[Opening Dataset content section]

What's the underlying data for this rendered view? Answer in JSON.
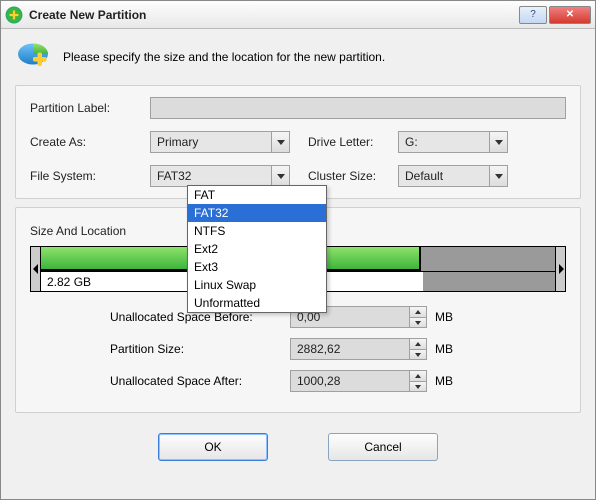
{
  "window": {
    "title": "Create New Partition"
  },
  "header": {
    "instruction": "Please specify the size and the location for the new partition."
  },
  "form": {
    "partition_label_lbl": "Partition Label:",
    "partition_label_val": "",
    "create_as_lbl": "Create As:",
    "create_as_val": "Primary",
    "drive_letter_lbl": "Drive Letter:",
    "drive_letter_val": "G:",
    "file_system_lbl": "File System:",
    "file_system_val": "FAT32",
    "cluster_size_lbl": "Cluster Size:",
    "cluster_size_val": "Default"
  },
  "fs_options": [
    "FAT",
    "FAT32",
    "NTFS",
    "Ext2",
    "Ext3",
    "Linux Swap",
    "Unformatted"
  ],
  "fs_selected_index": 1,
  "size_section_label": "Size And Location",
  "bar": {
    "used_label": "2.82 GB",
    "green_pct": 74,
    "gray_pct": 26
  },
  "sizes": {
    "before_lbl": "Unallocated Space Before:",
    "before_val": "0,00",
    "partition_lbl": "Partition Size:",
    "partition_val": "2882,62",
    "after_lbl": "Unallocated Space After:",
    "after_val": "1000,28",
    "unit": "MB"
  },
  "buttons": {
    "ok": "OK",
    "cancel": "Cancel"
  },
  "colors": {
    "accent": "#2a6fd6",
    "green_a": "#8ee26a",
    "green_b": "#3db53d"
  }
}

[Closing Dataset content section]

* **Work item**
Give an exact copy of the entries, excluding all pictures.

* **Expected output**
What's the underlying data for this rendered view? Answer in JSON.
{
  "window": {
    "title": "Create New Partition"
  },
  "header": {
    "instruction": "Please specify the size and the location for the new partition."
  },
  "form": {
    "partition_label_lbl": "Partition Label:",
    "partition_label_val": "",
    "create_as_lbl": "Create As:",
    "create_as_val": "Primary",
    "drive_letter_lbl": "Drive Letter:",
    "drive_letter_val": "G:",
    "file_system_lbl": "File System:",
    "file_system_val": "FAT32",
    "cluster_size_lbl": "Cluster Size:",
    "cluster_size_val": "Default"
  },
  "fs_options": [
    "FAT",
    "FAT32",
    "NTFS",
    "Ext2",
    "Ext3",
    "Linux Swap",
    "Unformatted"
  ],
  "fs_selected_index": 1,
  "size_section_label": "Size And Location",
  "bar": {
    "used_label": "2.82 GB",
    "green_pct": 74,
    "gray_pct": 26
  },
  "sizes": {
    "before_lbl": "Unallocated Space Before:",
    "before_val": "0,00",
    "partition_lbl": "Partition Size:",
    "partition_val": "2882,62",
    "after_lbl": "Unallocated Space After:",
    "after_val": "1000,28",
    "unit": "MB"
  },
  "buttons": {
    "ok": "OK",
    "cancel": "Cancel"
  },
  "colors": {
    "accent": "#2a6fd6",
    "green_a": "#8ee26a",
    "green_b": "#3db53d"
  }
}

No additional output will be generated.